Throughline – Podcast Review

In this Episode I talked about my experience with NPR’s Throughline. The podcast had about 4 episodes at the time of recording and focuses on how the history of America’s past reveals it’s ever tremulous present.


Welcome to PodApplaud, the Monday through Friday podcast that aims to enable your Podcast habit. I’m your host Seb, and today we are going to talk about NPR’s Throughline.

Throughline is a history podcast with stories pertinent to our modern world. The show is new there are currently just 4 full episodes and a short teaser trailer. Episodes are uploaded weekly so you won’t have to wait too long for new ones. The content in unrated, but there has been an emphasis upon examining unrest in the world, which often arises out of graphic and troubling situations.

Before I get into the heaviness of this podcast, one fun thing is that the logo is an optical illusion, when you’re scrolling past it on a smartphone or computer the concentric yet lopsided circles seem to jitter and vibrate. If I’m to look further into that ploy I might think NPR really wants to capture our attention with this podcast. Well let’s take a look at their goals and see if they accomplish them, shall we?

“The past is never past. Every headline has a history. Join us every week as we go back in time to understand the present. These are stories you can feel and sounds you can see from the moments that shaped our world.” is the description of the show, which is tagged as both a history and education podcast as well as a society/culture show.

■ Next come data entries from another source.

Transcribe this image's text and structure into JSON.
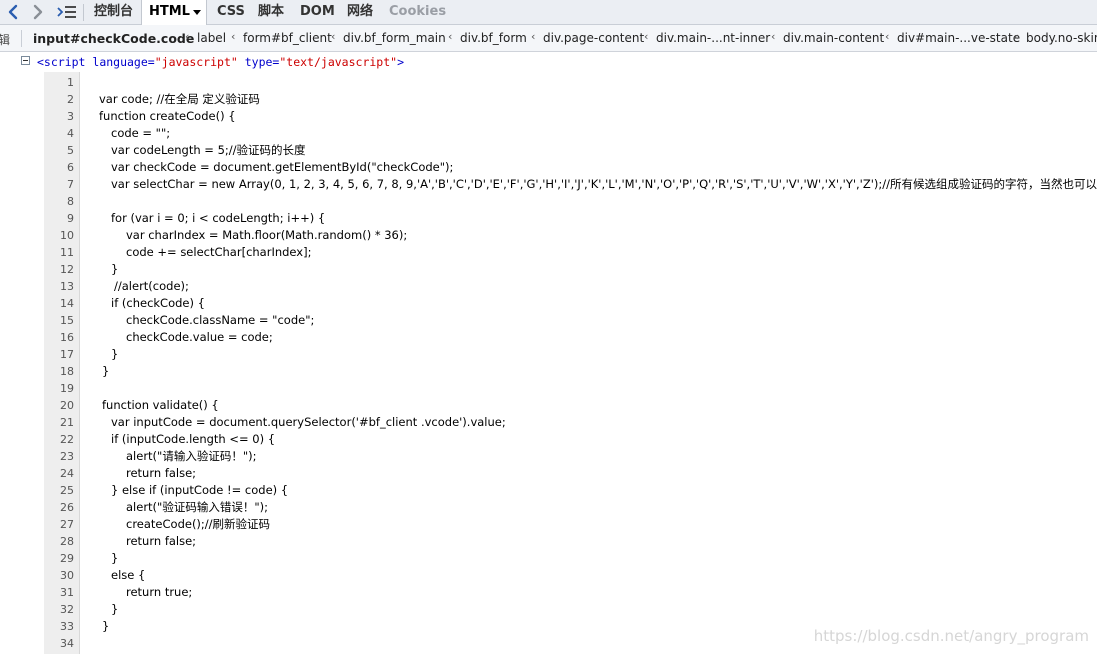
{
  "toolbar": {
    "tabs": [
      {
        "label": "控制台"
      },
      {
        "label": "HTML"
      },
      {
        "label": "CSS"
      },
      {
        "label": "脚本"
      },
      {
        "label": "DOM"
      },
      {
        "label": "网络"
      },
      {
        "label": "Cookies"
      }
    ]
  },
  "breadcrumb": {
    "edge_label": "辑",
    "items": [
      "input#checkCode.code",
      "label",
      "form#bf_client",
      "div.bf_form_main",
      "div.bf_form",
      "div.page-content",
      "div.main-...nt-inner",
      "div.main-content",
      "div#main-...ve-state",
      "body.no-skin"
    ]
  },
  "script_tag": {
    "open": "<script",
    "attr1": " language=",
    "val1": "\"javascript\"",
    "attr2": " type=",
    "val2": "\"text/javascript\"",
    "close": ">"
  },
  "code_lines": [
    "",
    "    var code; //在全局 定义验证码",
    "    function createCode() {",
    "        code = \"\";",
    "        var codeLength = 5;//验证码的长度",
    "        var checkCode = document.getElementById(\"checkCode\");",
    "        var selectChar = new Array(0, 1, 2, 3, 4, 5, 6, 7, 8, 9,'A','B','C','D','E','F','G','H','I','J','K','L','M','N','O','P','Q','R','S','T','U','V','W','X','Y','Z');//所有候选组成验证码的字符，当然也可以用中文的",
    "",
    "        for (var i = 0; i < codeLength; i++) {",
    "             var charIndex = Math.floor(Math.random() * 36);",
    "             code += selectChar[charIndex];",
    "        }",
    "         //alert(code);",
    "        if (checkCode) {",
    "             checkCode.className = \"code\";",
    "             checkCode.value = code;",
    "        }",
    "     }",
    "",
    "     function validate() {",
    "        var inputCode = document.querySelector('#bf_client .vcode').value;",
    "        if (inputCode.length <= 0) {",
    "             alert(\"请输入验证码！\");",
    "             return false;",
    "        } else if (inputCode != code) {",
    "             alert(\"验证码输入错误！\");",
    "             createCode();//刷新验证码",
    "             return false;",
    "        }",
    "        else {",
    "             return true;",
    "        }",
    "     }",
    ""
  ],
  "line_numbers": [
    "1",
    "2",
    "3",
    "4",
    "5",
    "6",
    "7",
    "8",
    "9",
    "10",
    "11",
    "12",
    "13",
    "14",
    "15",
    "16",
    "17",
    "18",
    "19",
    "20",
    "21",
    "22",
    "23",
    "24",
    "25",
    "26",
    "27",
    "28",
    "29",
    "30",
    "31",
    "32",
    "33",
    "34"
  ],
  "watermark": "https://blog.csdn.net/angry_program"
}
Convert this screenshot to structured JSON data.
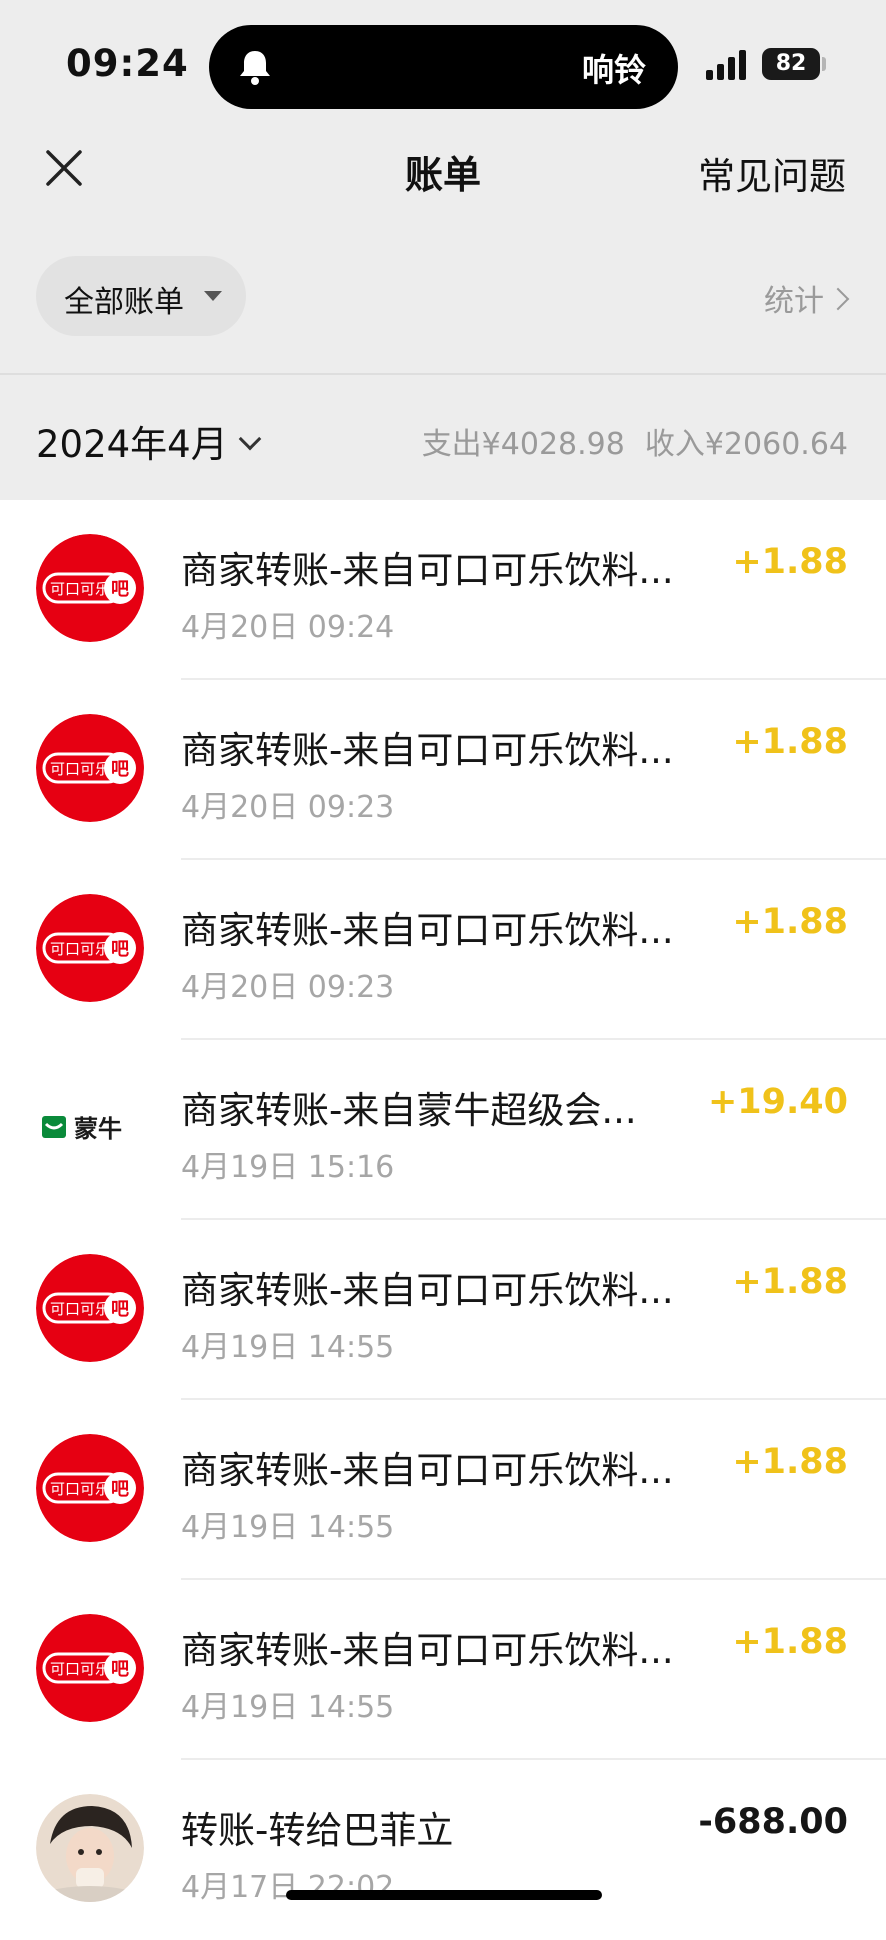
{
  "status_bar": {
    "time": "09:24",
    "island_label": "响铃",
    "battery": "82"
  },
  "nav": {
    "title": "账单",
    "faq": "常见问题"
  },
  "filter": {
    "label": "全部账单",
    "stats": "统计"
  },
  "month": {
    "label": "2024年4月",
    "expense": "支出¥4028.98",
    "income": "收入¥2060.64"
  },
  "colors": {
    "income_amount": "#f0c21a",
    "coke_red": "#e60012",
    "mengniu_green": "#0a8a3a"
  },
  "transactions": [
    {
      "logo": "coke-bar-logo",
      "logo_text": "可口可乐吧",
      "title": "商家转账-来自可口可乐饮料...",
      "time": "4月20日 09:24",
      "amount": "+1.88",
      "kind": "in"
    },
    {
      "logo": "coke-bar-logo",
      "logo_text": "可口可乐吧",
      "title": "商家转账-来自可口可乐饮料...",
      "time": "4月20日 09:23",
      "amount": "+1.88",
      "kind": "in"
    },
    {
      "logo": "coke-bar-logo",
      "logo_text": "可口可乐吧",
      "title": "商家转账-来自可口可乐饮料...",
      "time": "4月20日 09:23",
      "amount": "+1.88",
      "kind": "in"
    },
    {
      "logo": "mengniu-logo",
      "logo_text": "蒙牛",
      "title": "商家转账-来自蒙牛超级会...",
      "time": "4月19日 15:16",
      "amount": "+19.40",
      "kind": "in"
    },
    {
      "logo": "coke-bar-logo",
      "logo_text": "可口可乐吧",
      "title": "商家转账-来自可口可乐饮料...",
      "time": "4月19日 14:55",
      "amount": "+1.88",
      "kind": "in"
    },
    {
      "logo": "coke-bar-logo",
      "logo_text": "可口可乐吧",
      "title": "商家转账-来自可口可乐饮料...",
      "time": "4月19日 14:55",
      "amount": "+1.88",
      "kind": "in"
    },
    {
      "logo": "coke-bar-logo",
      "logo_text": "可口可乐吧",
      "title": "商家转账-来自可口可乐饮料...",
      "time": "4月19日 14:55",
      "amount": "+1.88",
      "kind": "in"
    },
    {
      "logo": "user-avatar",
      "logo_text": "",
      "title": "转账-转给巴菲立",
      "time": "4月17日 22:02",
      "amount": "-688.00",
      "kind": "out"
    }
  ]
}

The Throughline hosts, Ramtin Arablouei and Rund Abdelfatah, are shining a light on some of America’s history that on a societal level seems to find itself blotted out. From examining The USA overthrow of Iran’s Democracy in August 1953, and the ‘forgotten war ‘ in Korea that changed USA/Koreas relations forever, to the history of black athletes using their platform to bring attention to and protest inequality, throughline doesn’t pull any punches. They cover the stories that take courage to report on and take equal courage to listen to and reflect upon in a sincere way. The history is honest, simple, and factual. The education comes, in my opinion, in two forms. Firstly, these topics are mostly untalked about and out of mind for many, so just telling the history can make people more historically aware. Secondly, establishing the past factually allows people to make more informed and conscious decisions in the future. It is also undeniable that the history presented is at the roots of many social, cultural, and political issues America is facing today.

When listening to Throughline, I don’t find myself thinking about the hosts voices, about the audio quality, show length, structure, or many of the other things I often note when I listen to podcasts. I just end up focused in on the history while my mind sometimes wanders around a bit regarding just how that history influences our modern world. Because that is the part NPR leaves to you, what you do with the history, they are not saying x happened so we should do Y about it now. I do believe that being more informed of the past can only lead to a more respectful and responsible future. Perhaps NPR feels the same way and that is their ultimate goal, but for now I established the goals of this podcast as providing history, education, and  touching upon modern society and culture. Goals that I would say are well met in Throughline.

Ok so here on PodApplaud I rate shows on a 1-5 scale, 1 is silence, 2 is a slow clap, 3 is applause, 4 is a round of applause, and 5 of course is a standing ovation! I Throughline a 4/5, applause! I learned more about some topics I was not as well informed of before. The information held my attention, but as a fan of escapism this wasn’t my favorite podcast. I would recommend this podcast to anyone who wants the unbiased history behind today’s headlines.
So that’s been the show for today I hope you found it valuable If you wish to reach out to me you can find me on twitter @podapplaud or send an email to Thank you for listening, and please tune in again.